Whether or not UFC 241 turns out to be Daniel Cormier’s swan song, he was in a contemplative mood at the event’s media day.
Anaheim, CA — If this is Daniel Cormier’s last fight — and even he doesn’t seem sure — one thing is certain: he’s taking it all in. The older (as in, now 40), wiser Cormier was asked to give advice to up-and-coming fighters at the UFC 241 media day Thursday, ahead of his rematch with Stipe Miocic.
The heavyweight champ did just that. “First, find a great team. Find a team where you mesh well with everyone. Coaches, the athletes. Everyone is working hard toward a common goal. That’s one,” he began.
“Two, don’t rush. I started this thing when Luke [Rockhold] and Cain [Velasquez] were on their way up. And we still had Thompson, Fitch, Koscheck, Swick, all those guys and those guys were all at the top of the sport. And all I wanted was to be a champion,” he continued. “So I may have rushed through the journey at times. Take your time. Appreciate the journey. Slow down. Really slow down and take in every moment. Because at a point, you’re not going to have the opportunities to get better. The good and the bad, right? Like when you don’t know stuff, and you feel awkward. It’s okay, it’s all part of the journey, so slow down.’
And the third piece of advice. “Lastly, just be true to yourself. Before you make the money, before the fame, figure out who you are at your core, and stay true to that. Because a lot of times, you get into this thing, and people are such sweet people, and they make money, and they change, and the money allows you to be everything that you aspired to be,” he stated. “Try to figure out who that person is before all that, so you can stay true to it whenever all of it happens.”
Another suggestion was brought up as well: don’t fight with the UFC. “That’s bad,” he agreed. “And it’s easier to just get along. It’s not that hard to just get along with the UFC, I promise you.”
If this is Cormier’s last trip to the octagon, one wonders, what is D.C. most proud of? If you guessed winning two belts, you’d be wrong. Instead, it’s that “I’ve won a lot, and I’ve done everything the right way. I’ve tried to represent my family the way you’re supposed to represent your family,” he said.

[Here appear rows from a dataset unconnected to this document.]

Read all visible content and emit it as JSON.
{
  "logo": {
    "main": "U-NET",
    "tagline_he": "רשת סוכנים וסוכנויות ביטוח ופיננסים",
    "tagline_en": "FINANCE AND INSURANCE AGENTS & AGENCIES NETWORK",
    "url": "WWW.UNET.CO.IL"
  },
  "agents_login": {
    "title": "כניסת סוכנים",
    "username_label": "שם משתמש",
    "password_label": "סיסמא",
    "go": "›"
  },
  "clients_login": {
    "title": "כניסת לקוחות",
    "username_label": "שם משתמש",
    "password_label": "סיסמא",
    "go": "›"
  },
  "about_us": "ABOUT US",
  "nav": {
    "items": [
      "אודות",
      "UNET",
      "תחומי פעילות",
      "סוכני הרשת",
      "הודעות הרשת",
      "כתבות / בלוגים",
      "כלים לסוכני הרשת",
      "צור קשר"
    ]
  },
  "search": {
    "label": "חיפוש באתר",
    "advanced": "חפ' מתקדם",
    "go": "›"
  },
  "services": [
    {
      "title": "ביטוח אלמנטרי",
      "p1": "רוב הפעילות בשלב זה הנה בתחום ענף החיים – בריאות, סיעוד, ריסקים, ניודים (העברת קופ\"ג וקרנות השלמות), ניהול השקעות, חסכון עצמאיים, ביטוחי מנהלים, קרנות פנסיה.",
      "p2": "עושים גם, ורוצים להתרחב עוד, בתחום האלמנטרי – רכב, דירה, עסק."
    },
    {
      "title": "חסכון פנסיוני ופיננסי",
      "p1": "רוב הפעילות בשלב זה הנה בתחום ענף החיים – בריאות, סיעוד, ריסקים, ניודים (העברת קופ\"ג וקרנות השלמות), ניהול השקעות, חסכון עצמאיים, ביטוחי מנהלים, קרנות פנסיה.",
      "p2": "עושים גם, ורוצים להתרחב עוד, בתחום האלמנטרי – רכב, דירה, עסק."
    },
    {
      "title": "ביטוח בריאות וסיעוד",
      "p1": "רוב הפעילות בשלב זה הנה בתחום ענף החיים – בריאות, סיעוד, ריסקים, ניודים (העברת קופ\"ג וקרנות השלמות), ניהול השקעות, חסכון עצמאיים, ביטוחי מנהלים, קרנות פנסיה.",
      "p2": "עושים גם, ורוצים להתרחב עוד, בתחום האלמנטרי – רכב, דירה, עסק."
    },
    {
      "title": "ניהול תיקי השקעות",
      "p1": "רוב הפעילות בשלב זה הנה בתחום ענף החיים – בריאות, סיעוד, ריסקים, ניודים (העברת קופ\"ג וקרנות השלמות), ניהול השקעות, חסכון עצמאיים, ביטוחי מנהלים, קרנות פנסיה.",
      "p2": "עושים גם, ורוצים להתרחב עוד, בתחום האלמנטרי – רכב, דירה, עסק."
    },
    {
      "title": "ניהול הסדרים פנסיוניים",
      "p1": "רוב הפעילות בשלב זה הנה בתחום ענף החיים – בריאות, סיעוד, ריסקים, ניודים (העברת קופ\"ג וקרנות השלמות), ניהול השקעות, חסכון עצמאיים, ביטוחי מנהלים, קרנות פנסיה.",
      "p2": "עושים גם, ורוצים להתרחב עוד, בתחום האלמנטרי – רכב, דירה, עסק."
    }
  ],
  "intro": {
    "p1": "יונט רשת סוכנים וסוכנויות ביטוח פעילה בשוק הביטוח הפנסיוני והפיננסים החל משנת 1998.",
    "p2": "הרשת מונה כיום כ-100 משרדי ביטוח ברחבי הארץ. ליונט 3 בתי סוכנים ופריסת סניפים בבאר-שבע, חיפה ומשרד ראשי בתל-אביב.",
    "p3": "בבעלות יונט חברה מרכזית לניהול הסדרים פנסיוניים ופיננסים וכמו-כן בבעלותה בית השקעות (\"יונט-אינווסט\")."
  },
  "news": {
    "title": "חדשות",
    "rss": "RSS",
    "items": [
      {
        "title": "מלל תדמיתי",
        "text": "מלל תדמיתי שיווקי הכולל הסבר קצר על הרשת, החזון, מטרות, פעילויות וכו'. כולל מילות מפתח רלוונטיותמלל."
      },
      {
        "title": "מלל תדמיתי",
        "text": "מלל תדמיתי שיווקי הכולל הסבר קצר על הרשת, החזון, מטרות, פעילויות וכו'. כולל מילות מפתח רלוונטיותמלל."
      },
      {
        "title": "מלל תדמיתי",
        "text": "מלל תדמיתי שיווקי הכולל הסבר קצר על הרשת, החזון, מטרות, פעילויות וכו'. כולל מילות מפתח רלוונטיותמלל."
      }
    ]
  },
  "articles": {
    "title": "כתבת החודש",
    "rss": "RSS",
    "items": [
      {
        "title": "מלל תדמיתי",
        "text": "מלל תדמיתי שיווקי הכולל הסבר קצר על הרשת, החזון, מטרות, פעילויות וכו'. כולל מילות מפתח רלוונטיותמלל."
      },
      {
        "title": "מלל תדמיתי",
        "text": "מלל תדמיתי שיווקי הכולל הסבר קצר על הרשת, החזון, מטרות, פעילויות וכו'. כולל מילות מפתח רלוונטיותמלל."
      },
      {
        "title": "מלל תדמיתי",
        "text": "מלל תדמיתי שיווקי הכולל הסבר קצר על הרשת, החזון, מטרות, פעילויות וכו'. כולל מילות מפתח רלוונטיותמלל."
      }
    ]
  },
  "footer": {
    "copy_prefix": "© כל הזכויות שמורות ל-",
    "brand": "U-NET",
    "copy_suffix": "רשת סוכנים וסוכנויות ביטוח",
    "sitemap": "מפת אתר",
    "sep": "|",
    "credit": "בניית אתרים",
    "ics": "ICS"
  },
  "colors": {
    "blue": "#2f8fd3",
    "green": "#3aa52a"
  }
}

“I know that my mother’s proud of me, because there’s no bad in what I’ve done. I know that when my children get old enough to Google their father, they will find no bad on me,” he added. “It will be done the right way, and the majority of the pictures they will see of their dad in fighting will be with his hand raised. And that’s enough for me.”
Heading into UFC 241, Cormier brought up opponent Stipe Miocic’s feelings a number of times. Miocic, of course, had his own take on that, but to Cormier, at the end of the day, it doesn’t really matter. “He seems pissed off,” Cormier said of the man he’ll fight for the second time on Saturday, “but I mean, whatever. They always seem pissed off. I went to the staredowns, my wife said ‘what did you see?’ I said, ‘I see a guy that wants to punch me in the face.'”
“Mad, not mad. What was he going to do on Saturday? Punch me in the face,” Cormier observed. “So on Saturday, he’s going to punch me in the face, mad or not mad. So it doesn’t really matter what he’s feeling. We’re going to fight.”
And after that? If it’s not his final fight, then the bout everyone wants to see is Cormier against Jon Jones. The trilogy fight seems to be a possibility, and light heavyweight, not heavyweight, where Cormier currently reigns, appears to be the target. Getting back to the weight class, however, “it would take some time,” said D.C. “I would have to readjust a lot of things to get back to 205. It would take me a while, probably not til the end of the year or something. Six months or so.”
“I can cut some weight. It sucks, but I’m really good at cutting weight.”
Watch the full UFC 241 media day press scrum with Daniel Cormier, where he also tackled the towel-gate incident, above!